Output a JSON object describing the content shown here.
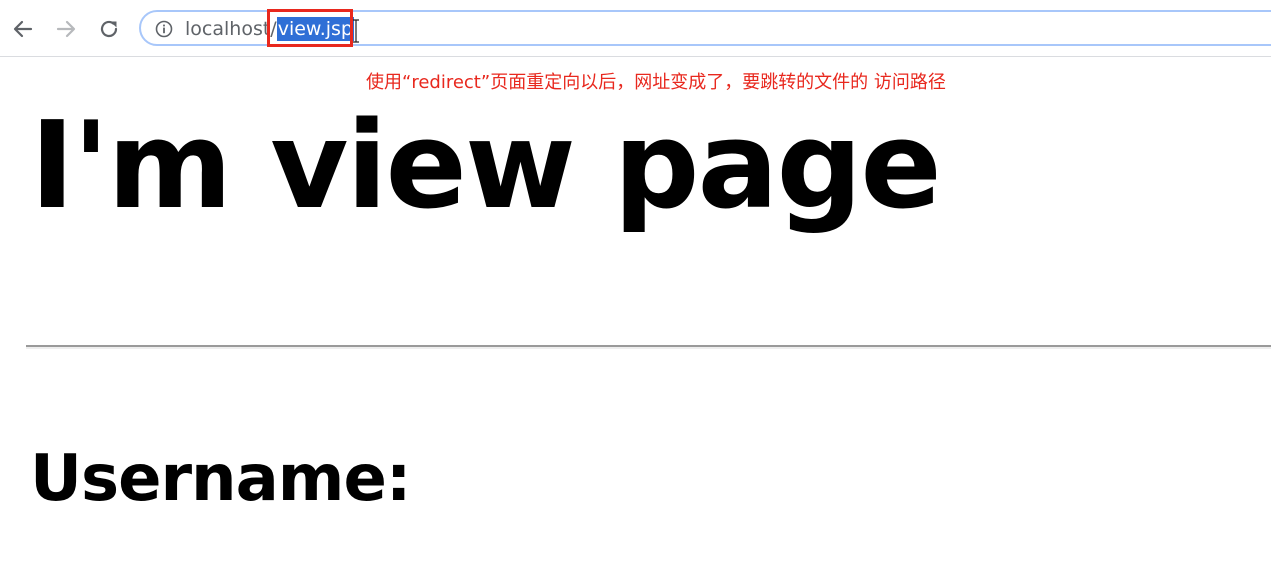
{
  "browser": {
    "back_icon": "arrow-left-icon",
    "forward_icon": "arrow-right-icon",
    "reload_icon": "reload-icon",
    "info_icon": "info-icon",
    "address": {
      "host": "localhost",
      "separator": "/",
      "path_selected": "view.jsp"
    }
  },
  "annotation": {
    "text": "使用“redirect”页面重定向以后，网址变成了，要跳转的文件的 访问路径",
    "color": "#e8281e"
  },
  "page": {
    "heading": "I'm view page",
    "username_label": "Username:"
  }
}
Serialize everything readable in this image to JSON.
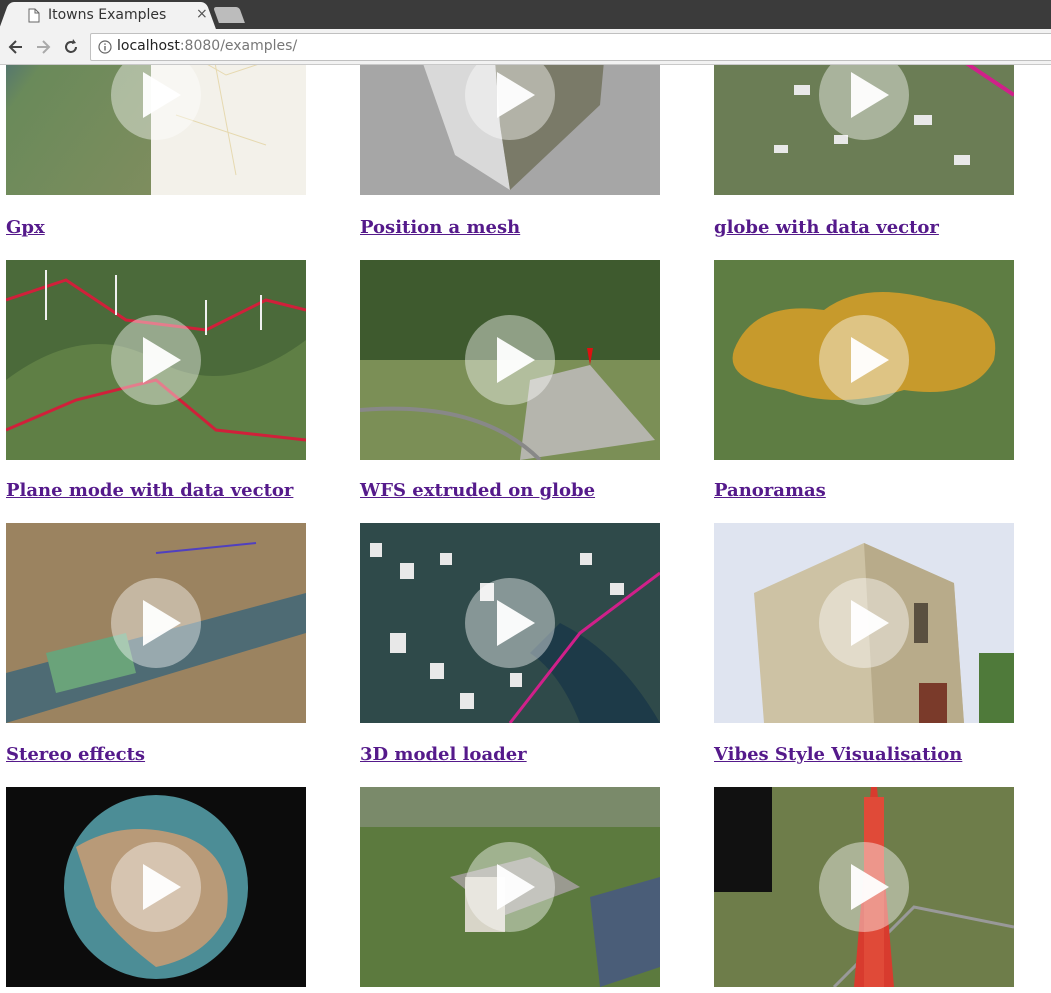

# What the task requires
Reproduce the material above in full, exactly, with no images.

# Result for this exercise
Output a JSON object describing the content shown here.
{
  "browser": {
    "back_icon": "arrow-left-icon",
    "forward_icon": "arrow-right-icon",
    "reload_icon": "reload-icon",
    "info_icon": "info-icon",
    "address": {
      "host": "localhost",
      "separator": "/",
      "path_selected": "view.jsp"
    }
  },
  "annotation": {
    "text": "使用“redirect”页面重定向以后，网址变成了，要跳转的文件的 访问路径",
    "color": "#e8281e"
  },
  "page": {
    "heading": "I'm view page",
    "username_label": "Username:"
  }
}
Serialize everything readable in this image to JSON.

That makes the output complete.